Lets kick this story off.
It is the end of April 2018 and I am 30 000 ish feet in the air flying on a commercial flight to a meeting. I’ve settled in with my free coffee, head phones in and I decided to watch “American Sniper” by Clint Eastwood. seems like a good way to pass the flight away, or is it…..
As I would soon find out, Clint Eastwood can mess you up if you’re not expecting it. There I was, sitting in row 8, trying to cover up the fact that I am crying my eyes out and I have no idea why. After a few minutes I’m able to compose myself only to be plunged back into tears streaming down my face. I am panicked. Have people seen me crying? Why the hell am I crying? Screw you Clint Eastwood….. What he hell is going on?
Not sure what as happening, I composed myself and tried to figure out what was going on. Luckily, the flight was coming to an end and I was able to find an episode of Big Bang Theory to change things up. I was travelling with a co-worker and needed to get it together before landing as we still had a 2 hour drive to the meeting location.
The next day and a bit I kept it together, not letting on that something was wrong. Hell, I still didn’t know what was wrong so I just pretended like everything as okay. I guess it worked because nobody was the wiser. But, that’s actually something important to mention which I have come to learn. People dealing with PTSD are masters at hiding the fact that we are dealing with PTSD, or so we think. We tend to be able to throw on a masks and make everyone think all is good in the hood, so to speak. But those masks can only cover up for so long and only so much.
The morning before I flew back home I had a few moments of clarity partly brought on by a few glasses of beer, wine and the associated morning fuzzy head as a result. It hit me, February 2006. That’s what this is all about.
I then made the second hardest call of my life. I called the (Occupational Stress Injury) OSI Clinic to get help. I had cracked and I needed to get fixed, ASAP, before things got really out of hand. Luckily, I was guided by a few very awesome people who led me to make a call to Breakwater Institute (see my resource page) and it turned out to be the best call I could have made. So, you are thinking to yourself, if reaching out for help was only the second hardest call you made, what is the hardest?
Let me tell you what the hardest call to make was. It was the call I made from the airport to my wife to tell her I cracked and needed help.

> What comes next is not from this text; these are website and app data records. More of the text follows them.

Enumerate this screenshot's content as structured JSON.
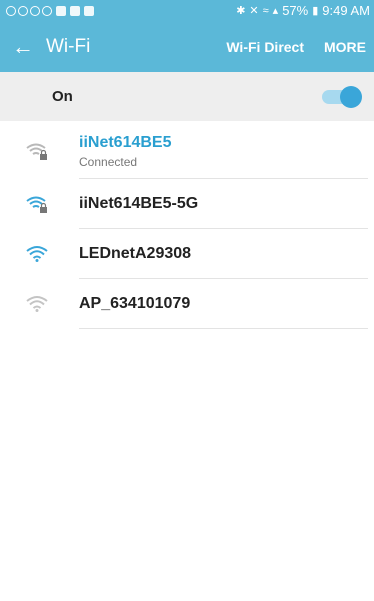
{
  "status_bar": {
    "battery": "57%",
    "time": "9:49 AM"
  },
  "app_bar": {
    "back_icon": "arrow-back-icon",
    "title": "Wi-Fi",
    "wifi_direct": "Wi-Fi Direct",
    "more": "MORE"
  },
  "toggle_row": {
    "label": "On",
    "state": "on"
  },
  "networks": [
    {
      "name": "iiNet614BE5",
      "status": "Connected",
      "secured": true,
      "signal": "weak"
    },
    {
      "name": "iiNet614BE5-5G",
      "status": "",
      "secured": true,
      "signal": "strong"
    },
    {
      "name": "LEDnetA29308",
      "status": "",
      "secured": false,
      "signal": "strong"
    },
    {
      "name": "AP_634101079",
      "status": "",
      "secured": false,
      "signal": "weak"
    }
  ],
  "colors": {
    "accent": "#5bb8d8",
    "connected_text": "#2a9fd0",
    "toggle_thumb": "#3aa6d9"
  }
}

It was hard because I had to admit that I wasn’t strong enough to do this anymore. I had to tell one of the most important people in my life that I needed help. It was also in that moment that I made a decision to bring my family into this Journey. As it turns out, it was probably the best decision I would make.